The difference here is that your equity exposure has been reduced in favour of more global systematic managed futures.
Conservative Portfolio Solution
To make things more conservative we’ll boost our allocation to fixed income while maintaining our managed futures exposure from the conservative portfolio.
By shaving down the portable beta stock/bond/gold funds an additional 5% we’re now able to add UPAR at 20%.
Ultra Risk Parity ETF as a long-only 168% canvas global equity/long-term treasury/TIPS/gold/commodities fund bolsters our fixed income sleeve while reducing our overall equity exposure.
All three portfolio ideas maintain a global equities, fixed income, managed futures, gold and options combination.
Nomadic Samuel Final Thoughts
I’m overall quite impressed with NFDIX.
It really distinguishes itself from the expanded canvas equity/treasury pack by providing multi-factor exposure to defensive, momentum and dynamic (trend-following) equities strategies along with an upside and downside convexity options overlay.
I’m contently Canadian but I do wish I could cross the border to access US Mutual funds.
The ETF marketplace in Canada has some excellent funds (some I feel are better than US ETFs such as PFAA.TO or ONEC.TO) but is sorely lagging behind in the Mutual Funds department.
Hence, I’d probably find space for NFDIX in my crowded 12 fund Contrarian Expanded Canvas Portfolio but alas it just isn’t possible.
Not long ago, I created a wish-list for ETF and Mutual Funds I’d love to have exposure to in the marketplace.
One of my biggest wishes is equity factors of all shapes and sizes as part of portable beta products.
Newfound Risk Managed US Growth mutual fund provides that with not just one factor but three: momentum, quality and minimum volatility.
I also have the bias as a small business owner to want to support boutique level firms in the fund marketplace.
I’m more likely to be willing to pay a little more (in terms of fees) for a fund that I think offers me a uniquely great strategy relative to more vanilla products typically offered by the giant providers out there.
Whether or not you feel the same way I do is up for you to decide.
That’s all I’ve got for now.
I believe you missed a very important feature of this fund.
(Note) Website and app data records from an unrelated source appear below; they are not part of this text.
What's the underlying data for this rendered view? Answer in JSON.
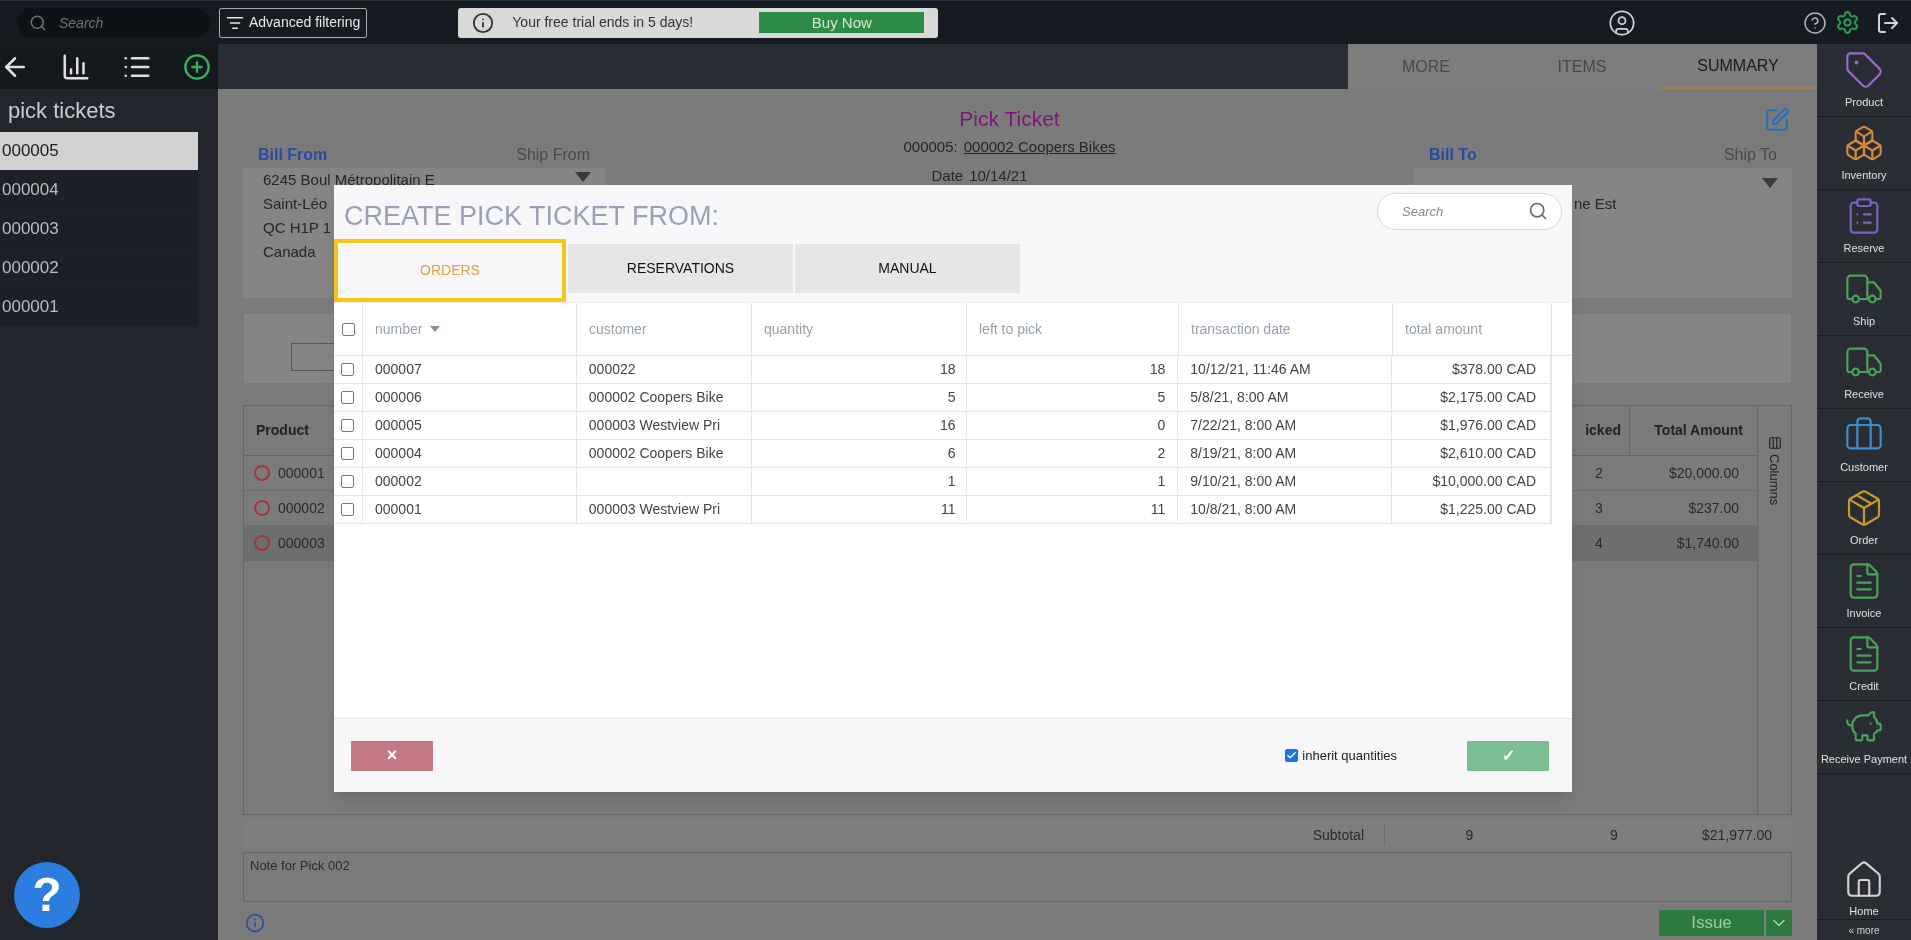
{
  "top_bar": {
    "search": {
      "placeholder": "Search"
    },
    "filter_button": "Advanced filtering",
    "trial_banner": {
      "message": "Your free trial ends in 5 days!",
      "button": "Buy Now"
    }
  },
  "sidebar": {
    "title": "pick tickets",
    "items": [
      {
        "label": "000005",
        "selected": true
      },
      {
        "label": "000004",
        "selected": false
      },
      {
        "label": "000003",
        "selected": false
      },
      {
        "label": "000002",
        "selected": false
      },
      {
        "label": "000001",
        "selected": false
      }
    ],
    "help_button": "?"
  },
  "tabs": [
    {
      "label": "MORE",
      "selected": false
    },
    {
      "label": "ITEMS",
      "selected": false
    },
    {
      "label": "SUMMARY",
      "selected": true
    }
  ],
  "document": {
    "title": "Pick Ticket",
    "number": "000005:",
    "customer_link": "000002 Coopers Bikes",
    "date_label": "Date",
    "date": "10/14/21",
    "bill_from": {
      "label": "Bill From",
      "alt_label": "Ship From",
      "lines": [
        "6245 Boul Métropolitain E",
        "Saint-Léo",
        "QC H1P 1",
        "Canada"
      ]
    },
    "bill_to": {
      "label": "Bill To",
      "alt_label": "Ship To",
      "lines": [
        "ne Est"
      ]
    }
  },
  "items_table": {
    "columns": [
      "Product",
      "icked",
      "Total Amount"
    ],
    "rows": [
      {
        "product": "000001",
        "picked": "2",
        "total": "$20,000.00",
        "selected": false
      },
      {
        "product": "000002",
        "picked": "3",
        "total": "$237.00",
        "selected": false
      },
      {
        "product": "000003",
        "picked": "4",
        "total": "$1,740.00",
        "selected": true
      }
    ],
    "columns_tab": "Columns",
    "subtotal": {
      "label": "Subtotal",
      "values": [
        "9",
        "9",
        "$21,977.00"
      ]
    }
  },
  "note": "Note for Pick 002",
  "issue_button": "Issue",
  "modal": {
    "title": "CREATE PICK TICKET FROM:",
    "search": {
      "placeholder": "Search"
    },
    "tabs": [
      {
        "label": "ORDERS",
        "selected": true
      },
      {
        "label": "RESERVATIONS",
        "selected": false
      },
      {
        "label": "MANUAL",
        "selected": false
      }
    ],
    "select_all": {
      "checked": false
    },
    "columns": [
      "number",
      "customer",
      "quantity",
      "left to pick",
      "transaction date",
      "total amount"
    ],
    "rows": [
      {
        "checked": false,
        "cells": [
          "000007",
          "000022",
          "18",
          "18",
          "10/12/21, 11:46 AM",
          "$378.00 CAD"
        ]
      },
      {
        "checked": false,
        "cells": [
          "000006",
          "000002 Coopers Bike",
          "5",
          "5",
          "5/8/21, 8:00 AM",
          "$2,175.00 CAD"
        ]
      },
      {
        "checked": false,
        "cells": [
          "000005",
          "000003 Westview Pri",
          "16",
          "0",
          "7/22/21, 8:00 AM",
          "$1,976.00 CAD"
        ]
      },
      {
        "checked": false,
        "cells": [
          "000004",
          "000002 Coopers Bike",
          "6",
          "2",
          "8/19/21, 8:00 AM",
          "$2,610.00 CAD"
        ]
      },
      {
        "checked": false,
        "cells": [
          "000002",
          "",
          "1",
          "1",
          "9/10/21, 8:00 AM",
          "$10,000.00 CAD"
        ]
      },
      {
        "checked": false,
        "cells": [
          "000001",
          "000003 Westview Pri",
          "11",
          "11",
          "10/8/21, 8:00 AM",
          "$1,225.00 CAD"
        ]
      }
    ],
    "cancel_button": "×",
    "inherit": {
      "label": "inherit quantities",
      "checked": true
    },
    "confirm_button": "✓"
  },
  "right_nav": {
    "items": [
      "Product",
      "Inventory",
      "Reserve",
      "Ship",
      "Receive",
      "Customer",
      "Order",
      "Invoice",
      "Credit",
      "Receive Payment"
    ],
    "home": "Home",
    "more": "« more"
  }
}
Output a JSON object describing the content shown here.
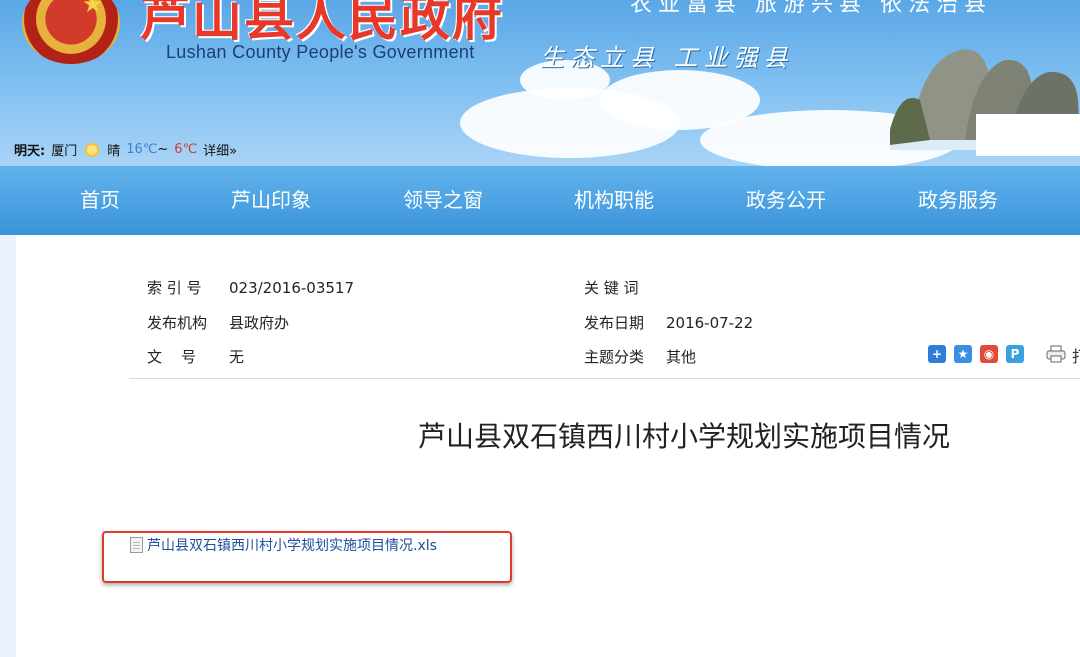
{
  "header": {
    "title": "芦山县人民政府",
    "subtitle_en": "Lushan County People's Government",
    "slogan": "生态立县  工业强县",
    "slogan_top": "农业富县  旅游兴县  依法治县"
  },
  "weather": {
    "label": "明天:",
    "city": "厦门",
    "condition": "晴",
    "low": "16℃",
    "sep": "~",
    "high": "6℃",
    "detail": "详细»"
  },
  "nav": {
    "items": [
      "首页",
      "芦山印象",
      "领导之窗",
      "机构职能",
      "政务公开",
      "政务服务"
    ]
  },
  "meta": {
    "index_label": "索 引 号",
    "index_value": "023/2016-03517",
    "keyword_label": "关 键 词",
    "keyword_value": "",
    "publisher_label": "发布机构",
    "publisher_value": "县政府办",
    "date_label": "发布日期",
    "date_value": "2016-07-22",
    "docno_label": "文    号",
    "docno_value": "无",
    "topic_label": "主题分类",
    "topic_value": "其他"
  },
  "share": {
    "print_label": "打"
  },
  "article": {
    "title": "芦山县双石镇西川村小学规划实施项目情况",
    "attachment": "芦山县双石镇西川村小学规划实施项目情况.xls"
  },
  "colors": {
    "nav": "#3a93da",
    "title_red": "#e8382a",
    "link": "#1c4f9c",
    "highlight": "#dd3b2e"
  }
}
The 75/75 stock/bond allocation is just an approximation of long term average allocation.
It can be up to 100/100, but it applies TAA based on momentum to 1/3 of the potential stock allocation and TAA based on momentum, carry and value to the entire 10 yr bond allocation.
Thanks DGM. I definitely made a mistake by not including the dynamic trend sleeve for equities and actively managed treasury component that can range from 0-100 participation. I’ll adjust the article to correct my mistakes. Thank you. Sam
Something seems wrong here if you look at the chart for NFDIX it vastly underperforms SPY all the time. If it was 75/75 it should have been killing it at least before bonds started to go down a lot recently. But even NFDX inception in 2015-2019 shows NFDIX made about 14% while SPY made about 50% in the time period.
See chart: https://prnt.sc/pgtT6JnQo89b
The strategy of the fund has been evolving over time as per my last reply.
According to Morningstar: https://www.morningstar.com/funds/xnas/nfdix/performance
In 2021 it returned 23.21% vs category average of 13.36%.
2022 has been a rough year for long stock/equity leveraged funds.
Pain for NTSX, UPAR, SWAN, etc.
I do like the strategy of the fund (given all of its tweaks) long-term though.
But that’s just my opinion.
Which should be taken with a grain of salt.
On page 30 of 33 you can see the following: https://docsend.com/view/4cnmhibth8trmhfu
June 2015: The Newfound Risk Managed US Sector Fund is launched.
July 2019: The fund introduces US treasury future positions.
August 2019: The fund is renamed as the Newfound US Risk Managed Growth Fund.
October 2020: The fund reduces trend-following exposure and introduces momentum and defensive style tilts.
November 2020: The fund introduces options positions.
You don’t show the performance of the actual fund anywhere. Performance since inception is terrible and even post November 2020 it’s been awful, easily outperformed by a simple 60/40 portfolio the entire time.